This is the Laravel Version of Marked Notes

After creating many projects in a Javascript bubble, I decided to learn something new: PHP. After taking a Codecademy course on PHP and watching a few videos on Laravel, I decided to learn Laravel and PHP by recreating Markednotes.

Getting Started with PHP and Laravel

Because the standard method of installing PHP on Windows is complex, I decided to install PHP and Composer in a way similar to Linux package managers by using Chocolatey. When I tried to create a new Laravel Project using Composer, I got an error indicating that I was missing some extensions. I solved this by going into C:\tools\php80 and by uncommenting the extensions in php.ini. After that, I was able to get started on creating the web app.


Because I wanted to make sure that users can use both Markednotes and the Laravel version, I decided to use Auth0 for authentication. Implementing this was a learning curve for me because I was coming from a Javascript background and jumping into using Laravel without building anything with PHP. Thankfully, Auth0 made it easy for me with their guide. Because this was merely a port of markednotes-a project I made using NextJS-the only thing I had to do besides following the guide was copy and paste my environment variables from markednotes to this project add the callback and logout URLs.

By implementing Auth0, I was able to get an understanding of how controllers work. This came in handy when I implemented MongoDB.


Like Auth0, MongoDB has a guide The only thing I had to do on my own was to create a function that would allow users to read all of their notes when signed-in, allowing users to create notes on their account and making sure that users can edit/update their notes.

reading user's notes

Instead of using the NoteController, I decided to put the function in the Auth0IndexController so that as soon as a user signs in goes to the main page, the user's notes would appear. This is because the user's information is tied to each note to identify who owns the note. It looked like this:

    public function profile()
        if (!Auth::check()) {
            return redirect()->intended('/info');

        return view('/welcome')->with([
            'user' => print_r(Auth::user()->getUserInfo()["email"], true),
            'notes' => Note::where("user", "=", Auth::user()->getUserInfo()["email"])->get(),
            /* print_r(Auth::user(), true) */

I did something similar for the create view so that the user property would be posted when the user creates the note.

    public function allowCreation(){
        if (!Auth::check()) {
            return redirect()->route('login');

        return view('/create')->with([
            'user' => print_r(Auth::user()->getUserInfo()["email"], true)

Because PUT is not a native method for form elements in HTML, Laravel provides a method to tell the form that it is a PUT method rather than a POST method.
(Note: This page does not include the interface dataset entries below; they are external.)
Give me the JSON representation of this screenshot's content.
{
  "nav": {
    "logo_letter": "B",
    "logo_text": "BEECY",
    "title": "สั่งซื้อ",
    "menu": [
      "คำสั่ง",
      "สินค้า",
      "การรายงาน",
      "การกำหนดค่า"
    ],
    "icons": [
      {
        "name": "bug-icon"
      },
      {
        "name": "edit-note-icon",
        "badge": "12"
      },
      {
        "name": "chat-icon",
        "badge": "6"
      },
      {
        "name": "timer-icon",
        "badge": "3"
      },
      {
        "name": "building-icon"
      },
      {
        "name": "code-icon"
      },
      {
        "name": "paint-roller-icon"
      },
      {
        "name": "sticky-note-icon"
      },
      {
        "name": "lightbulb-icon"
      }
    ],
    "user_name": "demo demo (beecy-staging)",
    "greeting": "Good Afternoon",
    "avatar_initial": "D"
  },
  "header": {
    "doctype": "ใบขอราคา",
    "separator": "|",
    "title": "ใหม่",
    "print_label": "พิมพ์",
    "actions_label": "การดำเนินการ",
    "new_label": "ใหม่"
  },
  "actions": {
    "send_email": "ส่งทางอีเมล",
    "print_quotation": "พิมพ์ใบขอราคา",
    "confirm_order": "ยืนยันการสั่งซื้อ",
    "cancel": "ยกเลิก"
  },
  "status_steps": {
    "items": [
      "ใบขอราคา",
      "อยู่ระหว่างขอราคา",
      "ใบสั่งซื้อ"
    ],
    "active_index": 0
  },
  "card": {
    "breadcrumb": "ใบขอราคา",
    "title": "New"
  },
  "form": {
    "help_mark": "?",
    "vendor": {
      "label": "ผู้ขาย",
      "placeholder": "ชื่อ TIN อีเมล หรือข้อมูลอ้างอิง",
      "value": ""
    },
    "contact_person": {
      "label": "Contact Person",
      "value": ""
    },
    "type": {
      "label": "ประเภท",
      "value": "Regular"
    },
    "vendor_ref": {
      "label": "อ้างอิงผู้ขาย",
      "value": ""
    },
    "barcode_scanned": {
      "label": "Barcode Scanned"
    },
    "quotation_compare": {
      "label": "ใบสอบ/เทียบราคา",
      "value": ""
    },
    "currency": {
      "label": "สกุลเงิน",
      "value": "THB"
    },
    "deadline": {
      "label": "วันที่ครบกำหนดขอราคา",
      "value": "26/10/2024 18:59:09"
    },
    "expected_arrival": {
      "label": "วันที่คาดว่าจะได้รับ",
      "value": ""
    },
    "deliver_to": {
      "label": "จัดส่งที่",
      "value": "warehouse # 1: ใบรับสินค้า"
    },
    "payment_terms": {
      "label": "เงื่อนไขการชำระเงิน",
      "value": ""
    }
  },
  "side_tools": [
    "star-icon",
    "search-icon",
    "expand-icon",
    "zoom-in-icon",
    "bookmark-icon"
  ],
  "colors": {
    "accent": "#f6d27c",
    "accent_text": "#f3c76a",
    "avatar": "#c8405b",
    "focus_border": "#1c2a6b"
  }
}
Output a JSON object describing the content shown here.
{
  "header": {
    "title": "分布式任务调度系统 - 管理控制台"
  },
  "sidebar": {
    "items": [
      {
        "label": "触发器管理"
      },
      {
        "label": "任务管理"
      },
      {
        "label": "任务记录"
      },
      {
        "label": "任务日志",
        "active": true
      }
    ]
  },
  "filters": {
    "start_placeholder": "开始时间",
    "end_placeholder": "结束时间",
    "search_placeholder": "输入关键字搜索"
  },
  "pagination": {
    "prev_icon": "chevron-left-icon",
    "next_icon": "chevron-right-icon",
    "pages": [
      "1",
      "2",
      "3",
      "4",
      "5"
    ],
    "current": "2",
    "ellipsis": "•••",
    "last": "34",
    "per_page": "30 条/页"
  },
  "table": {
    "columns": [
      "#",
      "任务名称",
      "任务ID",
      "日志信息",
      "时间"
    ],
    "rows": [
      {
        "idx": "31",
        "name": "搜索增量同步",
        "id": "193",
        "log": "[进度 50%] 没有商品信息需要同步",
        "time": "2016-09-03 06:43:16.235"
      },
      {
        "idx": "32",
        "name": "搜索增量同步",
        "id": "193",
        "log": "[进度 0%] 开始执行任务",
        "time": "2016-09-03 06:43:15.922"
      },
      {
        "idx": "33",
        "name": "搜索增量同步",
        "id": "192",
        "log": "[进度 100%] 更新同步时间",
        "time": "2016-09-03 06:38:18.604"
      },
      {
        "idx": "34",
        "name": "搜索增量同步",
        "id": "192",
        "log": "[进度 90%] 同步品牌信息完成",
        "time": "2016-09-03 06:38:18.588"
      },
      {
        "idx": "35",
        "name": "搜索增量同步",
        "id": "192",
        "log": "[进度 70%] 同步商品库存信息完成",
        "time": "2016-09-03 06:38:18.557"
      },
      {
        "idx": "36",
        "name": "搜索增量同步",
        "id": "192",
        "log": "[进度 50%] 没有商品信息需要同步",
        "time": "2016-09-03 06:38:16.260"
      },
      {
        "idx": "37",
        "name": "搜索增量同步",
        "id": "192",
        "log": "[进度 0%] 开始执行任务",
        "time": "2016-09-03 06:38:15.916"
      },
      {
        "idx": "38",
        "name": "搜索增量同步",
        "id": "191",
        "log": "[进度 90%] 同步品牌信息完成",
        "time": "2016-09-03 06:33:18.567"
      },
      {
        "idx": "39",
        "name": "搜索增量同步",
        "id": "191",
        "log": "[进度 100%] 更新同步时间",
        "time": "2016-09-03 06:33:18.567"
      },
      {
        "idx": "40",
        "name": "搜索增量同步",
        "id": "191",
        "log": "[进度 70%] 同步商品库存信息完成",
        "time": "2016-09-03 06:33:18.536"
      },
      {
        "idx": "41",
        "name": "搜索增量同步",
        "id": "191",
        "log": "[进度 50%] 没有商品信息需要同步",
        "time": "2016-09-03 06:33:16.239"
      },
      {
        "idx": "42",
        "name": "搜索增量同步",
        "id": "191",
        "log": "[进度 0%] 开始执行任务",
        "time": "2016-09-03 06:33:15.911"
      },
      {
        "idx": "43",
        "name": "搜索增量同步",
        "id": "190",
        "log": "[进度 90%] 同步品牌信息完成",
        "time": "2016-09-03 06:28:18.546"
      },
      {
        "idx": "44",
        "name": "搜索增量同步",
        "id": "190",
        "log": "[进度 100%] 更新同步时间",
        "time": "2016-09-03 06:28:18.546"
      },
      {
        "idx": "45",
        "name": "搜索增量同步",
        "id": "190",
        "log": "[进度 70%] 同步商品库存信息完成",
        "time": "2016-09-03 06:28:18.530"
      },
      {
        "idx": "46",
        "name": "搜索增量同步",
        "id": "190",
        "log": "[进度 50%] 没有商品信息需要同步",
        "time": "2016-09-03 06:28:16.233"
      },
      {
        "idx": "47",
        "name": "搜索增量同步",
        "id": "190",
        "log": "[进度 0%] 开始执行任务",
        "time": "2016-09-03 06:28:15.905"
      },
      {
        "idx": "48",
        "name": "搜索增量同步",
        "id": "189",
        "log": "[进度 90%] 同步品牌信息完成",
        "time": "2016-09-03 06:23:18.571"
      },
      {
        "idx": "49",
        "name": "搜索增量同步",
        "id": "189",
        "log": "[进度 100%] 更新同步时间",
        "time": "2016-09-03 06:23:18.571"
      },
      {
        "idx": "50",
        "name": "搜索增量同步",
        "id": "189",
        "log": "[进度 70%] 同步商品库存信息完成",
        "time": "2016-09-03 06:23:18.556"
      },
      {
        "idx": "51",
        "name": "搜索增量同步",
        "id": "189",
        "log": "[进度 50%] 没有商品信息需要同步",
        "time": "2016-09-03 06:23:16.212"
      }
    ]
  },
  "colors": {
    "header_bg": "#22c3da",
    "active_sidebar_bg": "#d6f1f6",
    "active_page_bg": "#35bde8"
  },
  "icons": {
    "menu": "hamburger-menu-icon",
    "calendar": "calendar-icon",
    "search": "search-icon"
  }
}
To do this, I needed to make sure that in the form element, the method attribute had to be POST while under the form element, @method("PUT") had to be added. It looked like this:

    <form id="createCard" action="/api/notes/{{ $note->_id }}" method="post">

After implementing MongoDB, I was able to finish my project.